Facebook has two styles: one is a personal profile, and the other is a business page. Businesses, celebrities and brands all have a page. They are trying to raise their respective profile, image, and brand, and they are trying to sell. This is what you want too, a page that will showcase your company through pictures, texts and links to what you do. Corporate culture is popular now as it says we are a cohesive and transparent company. Brag about your new accreditations, employees, machines, concepts and processes. It elevates you as a leader.

Don’t Get Discouraged

“I just don’t understand how it works”. Relax. It can be overwhelming. Make a point to look at your pages throughout the day – every day. Open up the tab and leave it alone. Refresh the page several times to see what your connections are saying and doing. This exercise will help you in your efforts to learn and do the same.

Then just TRY IT. Post something relevant to your brand. For instance, if you just finished machining a complex part in your shop, snap a picture of it and post it on your page(s). Tell your audience in under 140 characters (typically) some of the key things about that part. It differentiates you and you will look like an expert in that industry. Pictures always get more views; they grab the eye and pull your audience in. Remember in social, more is more. More connections, more tweets, more pictures—just stay relevant to your brand. No one cares what you had for dinner last night. You need to be giving them something valid, a take away, some tangible piece of information that they can learn from.

A Success Story

I’ve been watching my followers grow. I’ve been seeing online engagement. I’m confident my brand image is up, but, most importantly, being so committed to social activity has raised my company in organic Google searches. All of our new prospects and customers come from the web. In fact, our business was up 45% in 2013 from 2012 and we doubled our active customers. I consistently come up in the top five nearly every time. I’m excited about the future and look forward to hitting new social milestones and record sales numbers.

I welcome you to connect with me and I can track your successes.

About The Author

Jim Carr
Jim Carr - View more articles

Jim Carr is President & Owner of Carr Machine & Tool of Elk Grove Village, IL. Jim began his career in various manufacturing environments, including GD&T, conventional machining, CNC programming and CAD/CAM systems. More recently Carr has segued into administrative roles; Procurement, Quoting, Operations, HR, Business Development, Sales, etc. and has found an innate passion for Marketing and PR. Carr is highly engaged with the TMA - Technology & Manufacturing Association and currently sits on the Executive Board with a four year continued commitment and is to lead the membership in 2016. Jim also holds the Vice Chair position on the Elk Grove Village Chamber of Commerce Board of Directors. Other engagements include participation on the planning committee of the highly successful Made in Elk Grove Manufacturing Expo and an Advisory Board membership at Harper College and High School District 211.

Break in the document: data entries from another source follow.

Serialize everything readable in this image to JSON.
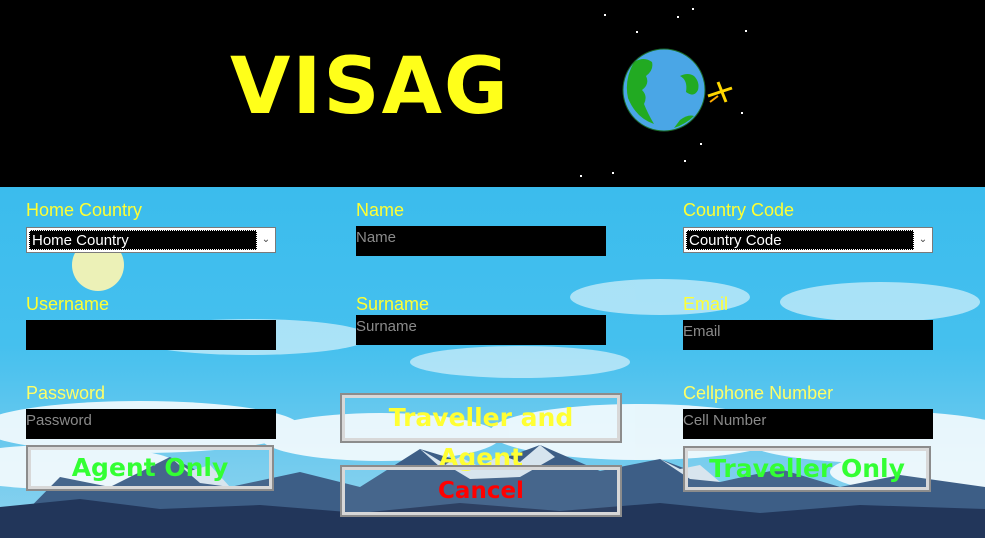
{
  "app": {
    "title": "VISAG"
  },
  "form": {
    "home_country": {
      "label": "Home Country",
      "selected": "Home Country"
    },
    "name": {
      "label": "Name",
      "placeholder": "Name"
    },
    "country_code": {
      "label": "Country Code",
      "selected": "Country Code"
    },
    "username": {
      "label": "Username",
      "placeholder": ""
    },
    "surname": {
      "label": "Surname",
      "placeholder": "Surname"
    },
    "email": {
      "label": "Email",
      "placeholder": "Email"
    },
    "password": {
      "label": "Password",
      "placeholder": "Password"
    },
    "cellphone": {
      "label": "Cellphone Number",
      "placeholder": "Cell Number"
    }
  },
  "buttons": {
    "traveller_and_agent": "Traveller and Agent",
    "agent_only": "Agent Only",
    "cancel": "Cancel",
    "traveller_only": "Traveller Only"
  },
  "colors": {
    "label": "#ffff33",
    "logo": "#ffff1a",
    "primary_button_text": "#ffff33",
    "role_button_text": "#33ff33",
    "cancel_text": "#ff0000",
    "sky": "#3bbced"
  }
}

  • Great post Jim…what if a small manufacturing business owner wanted to pick one social platform?…which has given you the most return on your time?

  • I’ll allow the other Jim, the author, to comment on his pick for ROI, but wanted to drop my 2 cents. Twitter seems to be a great bet for B2B in my experience. The barrier to entry is low in that it allows people to be more open and social than say LinkedIn (where your connections really ought to be trusted contacts that you know). Twitter is where news & important topics are discussed by anyone, anywhere – a great way to build awareness by just simply sharing thoughtful opinions. I’d emphasize an effort on Twitter, and a set up of LinkedIn at the very least – LinkedIn can grow “by osmosis” as contacts find you, not just the other way around.

  • Hey J&J: For my business, I get the best value from LinkedIn. I understand the navigation and believe it has more functionality. It’s definitely a underrated social platform. You can sync all your posts automatically with Twitter, it has analytics, has great visual abilities, can see who’s viewing your profile and you now can even post blogs. It may be more a personal choice and I may move over some day, but for right now have an affinity for connections (1051) over followers (583).